Single Men and Women and Guest

If you would like to add a "plus one" for your single guests, you should let guests know with the save-the-date. If you know the name of the person your friend will be bringing, include that name on the save-the-date. However, it's common not to know who will accompany your single friend. In that case, you can address the save-the-date to your friend "and guest."

Jennifer Smith and Guest
5545 Roselawn Avenue
Tupelo, Mississippi 38802

Married Couples With the Same Last Name

Include the names of both people. If you want to set a formal tone, you can include titles; however, it's perfectly acceptable to leave off the titles on a save-the-date. According to tradition, the man's name is listed first on the address, but for same-sex couples, use alphabetical order.

Simon and Samantha Brown
1255 Fifty-Second Avenue South
Ann Arbor, Michigan 48103

Married Couples With Two Last Names

If the married couple does not share the same last name, you should address the save-the-date postcard or envelope by spelling out both full names. You can add titles if you wish, especially if you would like the tone to be more formal. Traditionally, the man will be listed first. In the case of same-sex couples, you can use alphabetical order.

Mr. Simon Brown and Ms. Samantha Williams-Brown
1255 Fifty-Second Avenue South
Ann Arbor, Michigan 48103

Two Unmarried People at the Same Address

Sometimes, you need to invite two people living at the same address. If they are simply roommates and will be bringing separate dates, send them each their own invitation. If they will be coming together and won't be bringing separate guests, such as a couple living together before marriage, you can send them an invitation to share. You'll need to address it using both full names, but give each name its own line. List the person you know best first.

Jessica Atkins and
Jennifer Smith
5545 Roselawn Avenue
Tupelo, Mississippi 38802

Families With Children

How you address a save-the-date postcard or envelope for a family will depend on whether you are inviting children to your wedding. If you are not inviting children, simply address the save-the-date to the parents only. If you are planning to invite kids, you should name them in the address, listing them on the line after their parents. For a more informal touch, you can also address the save-the-date to the whole family.

Simon and Samantha Brown
Oscar, Rose, and Penelope Brown
1255 Fifty-Second Avenue South
Ann Arbor, Michigan 48103

or

The Brown Family
1255 Fifty-Second Avenue South
Ann Arbor, Michigan 48103

Return Address for Save-the-Date Postcards and Envelopes

Whether you send a postcard to save the date or include your card in an envelope, you should always include the return address. This lets the recipient know who is sending the card, and it helps you find out if the post office was unable to deliver the card.

Invitation Card on Rustic Wood

Placement of the Return Address

If you are addressing a save-the-date envelope, you should place the return address in the upper left corner, according to the US Postal Service.

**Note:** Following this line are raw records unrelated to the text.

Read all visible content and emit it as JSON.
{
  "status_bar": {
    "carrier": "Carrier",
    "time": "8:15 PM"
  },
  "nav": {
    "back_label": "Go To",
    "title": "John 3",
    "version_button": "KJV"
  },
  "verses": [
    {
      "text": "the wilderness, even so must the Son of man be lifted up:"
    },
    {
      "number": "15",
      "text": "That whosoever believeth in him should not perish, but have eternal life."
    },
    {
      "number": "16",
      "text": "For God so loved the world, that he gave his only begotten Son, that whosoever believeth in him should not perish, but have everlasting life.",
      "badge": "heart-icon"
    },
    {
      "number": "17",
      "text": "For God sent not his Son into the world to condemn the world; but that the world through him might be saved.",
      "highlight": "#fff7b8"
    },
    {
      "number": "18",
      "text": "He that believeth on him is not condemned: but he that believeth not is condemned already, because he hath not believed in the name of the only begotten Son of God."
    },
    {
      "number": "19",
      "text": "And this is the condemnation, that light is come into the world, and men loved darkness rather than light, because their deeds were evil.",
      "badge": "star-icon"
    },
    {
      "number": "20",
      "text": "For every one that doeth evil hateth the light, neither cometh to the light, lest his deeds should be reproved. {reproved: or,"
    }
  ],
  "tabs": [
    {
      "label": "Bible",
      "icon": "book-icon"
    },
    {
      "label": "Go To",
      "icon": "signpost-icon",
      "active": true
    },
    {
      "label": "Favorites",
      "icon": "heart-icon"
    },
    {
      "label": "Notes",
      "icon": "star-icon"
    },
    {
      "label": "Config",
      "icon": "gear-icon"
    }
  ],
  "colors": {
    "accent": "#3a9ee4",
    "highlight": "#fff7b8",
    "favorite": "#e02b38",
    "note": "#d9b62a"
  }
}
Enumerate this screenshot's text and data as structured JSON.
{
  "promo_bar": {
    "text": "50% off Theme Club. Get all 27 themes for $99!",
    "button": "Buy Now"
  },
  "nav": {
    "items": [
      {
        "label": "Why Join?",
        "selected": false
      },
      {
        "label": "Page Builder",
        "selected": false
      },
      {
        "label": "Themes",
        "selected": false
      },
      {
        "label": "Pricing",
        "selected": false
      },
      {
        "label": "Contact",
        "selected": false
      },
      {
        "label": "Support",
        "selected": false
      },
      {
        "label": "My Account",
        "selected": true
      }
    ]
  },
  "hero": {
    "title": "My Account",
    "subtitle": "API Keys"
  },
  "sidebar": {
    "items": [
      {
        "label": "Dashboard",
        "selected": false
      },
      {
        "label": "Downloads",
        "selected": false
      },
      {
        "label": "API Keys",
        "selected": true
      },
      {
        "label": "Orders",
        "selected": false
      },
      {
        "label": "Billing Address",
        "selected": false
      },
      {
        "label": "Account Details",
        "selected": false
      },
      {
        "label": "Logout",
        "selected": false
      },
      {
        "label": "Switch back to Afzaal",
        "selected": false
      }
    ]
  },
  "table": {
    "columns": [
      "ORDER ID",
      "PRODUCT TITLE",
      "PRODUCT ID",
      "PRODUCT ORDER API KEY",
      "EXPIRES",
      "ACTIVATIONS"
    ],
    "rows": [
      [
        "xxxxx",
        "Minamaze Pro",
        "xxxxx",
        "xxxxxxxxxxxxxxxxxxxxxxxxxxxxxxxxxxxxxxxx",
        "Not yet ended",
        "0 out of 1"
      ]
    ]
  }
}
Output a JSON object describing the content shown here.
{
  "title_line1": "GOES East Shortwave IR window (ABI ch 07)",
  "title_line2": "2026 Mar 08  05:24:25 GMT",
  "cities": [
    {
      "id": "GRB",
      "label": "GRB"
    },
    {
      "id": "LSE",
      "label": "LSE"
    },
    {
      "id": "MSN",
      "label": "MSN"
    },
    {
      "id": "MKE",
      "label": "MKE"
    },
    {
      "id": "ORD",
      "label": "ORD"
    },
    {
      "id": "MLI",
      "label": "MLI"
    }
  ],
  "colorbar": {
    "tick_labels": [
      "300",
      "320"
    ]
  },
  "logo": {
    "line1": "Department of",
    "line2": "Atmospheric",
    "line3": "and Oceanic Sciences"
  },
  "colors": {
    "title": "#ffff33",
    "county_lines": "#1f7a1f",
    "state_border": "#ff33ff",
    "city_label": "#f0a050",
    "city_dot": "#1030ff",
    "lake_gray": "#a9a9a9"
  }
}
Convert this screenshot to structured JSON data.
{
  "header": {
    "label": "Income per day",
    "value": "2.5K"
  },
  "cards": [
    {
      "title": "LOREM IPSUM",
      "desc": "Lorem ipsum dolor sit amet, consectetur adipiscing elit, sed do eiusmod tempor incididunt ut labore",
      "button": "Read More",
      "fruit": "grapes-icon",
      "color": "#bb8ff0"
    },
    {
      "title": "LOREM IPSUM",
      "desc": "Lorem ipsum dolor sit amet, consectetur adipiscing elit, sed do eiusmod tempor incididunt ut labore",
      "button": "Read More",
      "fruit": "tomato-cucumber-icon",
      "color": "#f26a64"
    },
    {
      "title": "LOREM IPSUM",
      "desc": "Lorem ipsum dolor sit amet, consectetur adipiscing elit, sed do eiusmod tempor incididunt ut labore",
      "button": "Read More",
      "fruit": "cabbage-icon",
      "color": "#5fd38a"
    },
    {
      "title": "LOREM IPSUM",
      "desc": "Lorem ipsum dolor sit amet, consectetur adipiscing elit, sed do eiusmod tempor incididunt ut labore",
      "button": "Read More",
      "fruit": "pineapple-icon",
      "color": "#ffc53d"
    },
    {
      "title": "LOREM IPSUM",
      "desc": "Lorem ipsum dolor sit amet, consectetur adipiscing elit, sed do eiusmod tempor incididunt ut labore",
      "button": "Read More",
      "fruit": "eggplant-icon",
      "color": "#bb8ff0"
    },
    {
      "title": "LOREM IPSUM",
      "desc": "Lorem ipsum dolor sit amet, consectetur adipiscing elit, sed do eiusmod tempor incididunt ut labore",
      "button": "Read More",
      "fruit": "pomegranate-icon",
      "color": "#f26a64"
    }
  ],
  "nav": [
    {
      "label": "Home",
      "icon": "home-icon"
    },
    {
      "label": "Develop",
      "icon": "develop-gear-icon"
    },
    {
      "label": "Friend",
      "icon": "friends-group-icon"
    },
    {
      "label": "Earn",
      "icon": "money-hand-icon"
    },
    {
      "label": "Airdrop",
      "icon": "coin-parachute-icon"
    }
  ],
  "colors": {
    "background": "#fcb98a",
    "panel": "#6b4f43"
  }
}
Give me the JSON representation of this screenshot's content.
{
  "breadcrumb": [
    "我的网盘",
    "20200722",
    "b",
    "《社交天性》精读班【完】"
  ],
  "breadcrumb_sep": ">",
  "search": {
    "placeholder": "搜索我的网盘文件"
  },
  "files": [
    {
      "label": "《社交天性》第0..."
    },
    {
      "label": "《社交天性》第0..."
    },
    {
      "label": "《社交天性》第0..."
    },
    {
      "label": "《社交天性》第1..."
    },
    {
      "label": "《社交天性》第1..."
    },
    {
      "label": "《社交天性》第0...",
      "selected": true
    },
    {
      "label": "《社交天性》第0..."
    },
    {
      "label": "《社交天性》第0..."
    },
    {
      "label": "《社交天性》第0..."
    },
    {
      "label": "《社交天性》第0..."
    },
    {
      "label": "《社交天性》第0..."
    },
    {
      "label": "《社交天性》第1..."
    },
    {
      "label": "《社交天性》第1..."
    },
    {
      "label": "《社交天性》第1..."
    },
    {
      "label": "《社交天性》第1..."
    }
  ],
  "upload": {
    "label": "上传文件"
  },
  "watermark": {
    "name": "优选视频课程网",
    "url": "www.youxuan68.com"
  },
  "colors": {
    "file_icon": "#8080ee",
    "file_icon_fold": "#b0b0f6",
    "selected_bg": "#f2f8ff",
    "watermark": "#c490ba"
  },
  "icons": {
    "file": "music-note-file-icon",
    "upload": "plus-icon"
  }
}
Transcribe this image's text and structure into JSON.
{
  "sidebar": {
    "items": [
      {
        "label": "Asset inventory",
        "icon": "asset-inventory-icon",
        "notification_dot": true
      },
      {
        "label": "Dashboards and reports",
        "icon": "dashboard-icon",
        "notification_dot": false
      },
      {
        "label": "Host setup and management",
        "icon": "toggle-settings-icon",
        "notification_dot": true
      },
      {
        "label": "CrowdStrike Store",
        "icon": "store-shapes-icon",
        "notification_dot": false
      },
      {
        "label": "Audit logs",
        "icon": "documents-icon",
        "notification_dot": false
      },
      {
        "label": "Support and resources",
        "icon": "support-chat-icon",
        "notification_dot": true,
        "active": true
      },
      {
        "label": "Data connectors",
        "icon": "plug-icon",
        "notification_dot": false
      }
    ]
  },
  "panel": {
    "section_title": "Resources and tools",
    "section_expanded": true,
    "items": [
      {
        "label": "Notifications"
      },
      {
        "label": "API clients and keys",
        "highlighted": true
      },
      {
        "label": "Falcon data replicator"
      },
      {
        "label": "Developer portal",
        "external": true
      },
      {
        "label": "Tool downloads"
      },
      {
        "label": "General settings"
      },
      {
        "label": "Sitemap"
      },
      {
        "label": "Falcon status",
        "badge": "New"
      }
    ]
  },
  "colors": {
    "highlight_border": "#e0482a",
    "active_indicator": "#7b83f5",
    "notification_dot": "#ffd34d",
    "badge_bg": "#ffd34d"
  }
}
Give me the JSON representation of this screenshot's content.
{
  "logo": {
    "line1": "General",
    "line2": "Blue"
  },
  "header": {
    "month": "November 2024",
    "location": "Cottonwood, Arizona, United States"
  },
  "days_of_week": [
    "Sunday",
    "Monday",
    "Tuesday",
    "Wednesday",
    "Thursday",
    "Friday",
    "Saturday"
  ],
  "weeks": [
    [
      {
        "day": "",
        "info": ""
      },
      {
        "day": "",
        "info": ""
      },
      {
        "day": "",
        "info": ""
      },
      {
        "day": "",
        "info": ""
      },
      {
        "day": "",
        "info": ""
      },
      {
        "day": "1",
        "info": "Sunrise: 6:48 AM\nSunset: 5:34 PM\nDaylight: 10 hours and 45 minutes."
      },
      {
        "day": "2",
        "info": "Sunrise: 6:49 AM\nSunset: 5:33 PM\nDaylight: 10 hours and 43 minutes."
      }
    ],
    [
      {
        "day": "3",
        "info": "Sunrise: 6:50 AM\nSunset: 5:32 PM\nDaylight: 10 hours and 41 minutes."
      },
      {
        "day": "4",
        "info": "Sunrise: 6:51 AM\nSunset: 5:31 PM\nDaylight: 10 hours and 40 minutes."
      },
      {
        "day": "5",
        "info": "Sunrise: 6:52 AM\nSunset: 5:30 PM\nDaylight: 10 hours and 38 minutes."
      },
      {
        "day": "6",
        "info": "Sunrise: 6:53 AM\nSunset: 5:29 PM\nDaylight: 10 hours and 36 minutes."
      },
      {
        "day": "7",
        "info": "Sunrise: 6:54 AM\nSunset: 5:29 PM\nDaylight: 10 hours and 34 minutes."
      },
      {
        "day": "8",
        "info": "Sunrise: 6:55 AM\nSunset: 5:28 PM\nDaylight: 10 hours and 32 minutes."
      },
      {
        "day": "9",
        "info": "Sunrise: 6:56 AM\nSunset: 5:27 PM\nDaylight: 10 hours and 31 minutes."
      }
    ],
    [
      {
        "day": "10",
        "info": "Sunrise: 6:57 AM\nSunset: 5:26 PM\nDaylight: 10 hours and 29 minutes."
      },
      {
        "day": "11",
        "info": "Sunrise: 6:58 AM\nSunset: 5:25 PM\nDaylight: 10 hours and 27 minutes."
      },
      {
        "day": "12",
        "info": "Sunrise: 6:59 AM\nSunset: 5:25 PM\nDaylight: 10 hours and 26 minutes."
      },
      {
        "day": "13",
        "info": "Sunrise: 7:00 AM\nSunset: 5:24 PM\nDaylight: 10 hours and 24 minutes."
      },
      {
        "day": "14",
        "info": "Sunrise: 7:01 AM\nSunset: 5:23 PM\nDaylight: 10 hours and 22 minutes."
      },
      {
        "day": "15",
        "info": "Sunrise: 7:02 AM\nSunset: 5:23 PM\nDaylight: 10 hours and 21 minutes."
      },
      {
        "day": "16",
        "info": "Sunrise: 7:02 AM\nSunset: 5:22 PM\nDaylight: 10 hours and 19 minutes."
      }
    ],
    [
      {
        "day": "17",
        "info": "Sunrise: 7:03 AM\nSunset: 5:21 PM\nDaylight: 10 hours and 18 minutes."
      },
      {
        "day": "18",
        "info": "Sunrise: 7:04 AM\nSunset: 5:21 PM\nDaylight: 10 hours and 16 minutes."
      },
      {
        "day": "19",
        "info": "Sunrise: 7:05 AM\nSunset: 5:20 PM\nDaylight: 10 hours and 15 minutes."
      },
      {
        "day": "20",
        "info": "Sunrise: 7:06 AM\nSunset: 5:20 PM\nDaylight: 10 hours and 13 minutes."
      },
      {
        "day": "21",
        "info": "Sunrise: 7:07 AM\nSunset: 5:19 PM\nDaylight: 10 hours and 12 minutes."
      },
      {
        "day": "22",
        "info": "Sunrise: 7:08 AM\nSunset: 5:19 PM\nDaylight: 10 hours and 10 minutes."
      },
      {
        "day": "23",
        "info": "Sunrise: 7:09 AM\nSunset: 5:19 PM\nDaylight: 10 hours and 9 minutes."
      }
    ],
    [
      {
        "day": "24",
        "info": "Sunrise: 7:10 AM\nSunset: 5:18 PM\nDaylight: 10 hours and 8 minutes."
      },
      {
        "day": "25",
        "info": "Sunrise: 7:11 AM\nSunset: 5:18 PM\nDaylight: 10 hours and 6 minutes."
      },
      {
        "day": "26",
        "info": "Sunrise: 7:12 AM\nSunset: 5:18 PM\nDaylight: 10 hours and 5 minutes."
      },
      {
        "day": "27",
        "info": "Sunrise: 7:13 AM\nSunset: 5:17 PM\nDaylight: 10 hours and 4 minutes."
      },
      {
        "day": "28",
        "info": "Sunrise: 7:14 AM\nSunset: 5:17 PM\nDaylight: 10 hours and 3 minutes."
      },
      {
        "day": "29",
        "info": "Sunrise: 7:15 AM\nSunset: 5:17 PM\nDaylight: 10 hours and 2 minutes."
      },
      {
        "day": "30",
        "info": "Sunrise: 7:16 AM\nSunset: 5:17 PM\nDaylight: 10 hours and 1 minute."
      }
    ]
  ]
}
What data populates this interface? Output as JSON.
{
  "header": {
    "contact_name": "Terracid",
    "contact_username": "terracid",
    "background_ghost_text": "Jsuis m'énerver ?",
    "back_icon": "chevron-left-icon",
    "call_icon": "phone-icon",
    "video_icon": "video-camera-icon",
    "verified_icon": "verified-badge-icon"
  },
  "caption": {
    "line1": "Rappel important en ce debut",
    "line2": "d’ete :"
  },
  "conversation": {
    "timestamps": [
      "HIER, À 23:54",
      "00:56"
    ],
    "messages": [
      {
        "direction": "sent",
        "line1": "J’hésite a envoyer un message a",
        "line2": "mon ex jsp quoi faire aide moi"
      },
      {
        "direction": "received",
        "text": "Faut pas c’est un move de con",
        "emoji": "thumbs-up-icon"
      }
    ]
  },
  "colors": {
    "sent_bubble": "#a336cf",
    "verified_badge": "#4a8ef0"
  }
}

However, while it isn't technically correct according to the USPS, you can also put your return address on the back flap. For postcards, place your return address on the left side of the back of the card.

Hand-Written, Stamped, or Labeled

You don't have to hand-write the return address on your save-the-date cards. If you prefer, you can use a custom address stamp or pre-printed labels to save time. Because save-the-dates are less formal, anything you choose is acceptable.

First Names or Full Names

Because save-the-date cards are informal, you can use only your first names on the return address. Alternatively, if you want to set a more formal tone, you can use your full names. If you want to be very formal, send the save-the-date from the address of the people hosting the wedding, often the parents of the bride.

Jill and Tom
444 River Drive
Portland, Oregon 97035

or

Jill Parker and Tom Owens
444 River Drive
Portland, Oregon 97035

Save-the-Dates Are Great Practice

Ultimately, addressing your save-the-date postcards or envelopes is a practice run for addressing your wedding invitations. You'll find out if you have any addresses wrong, work on the proper etiquette for invitations, and announce your wedding to your guests.

How to Address Save the Date Postcards and Envelopes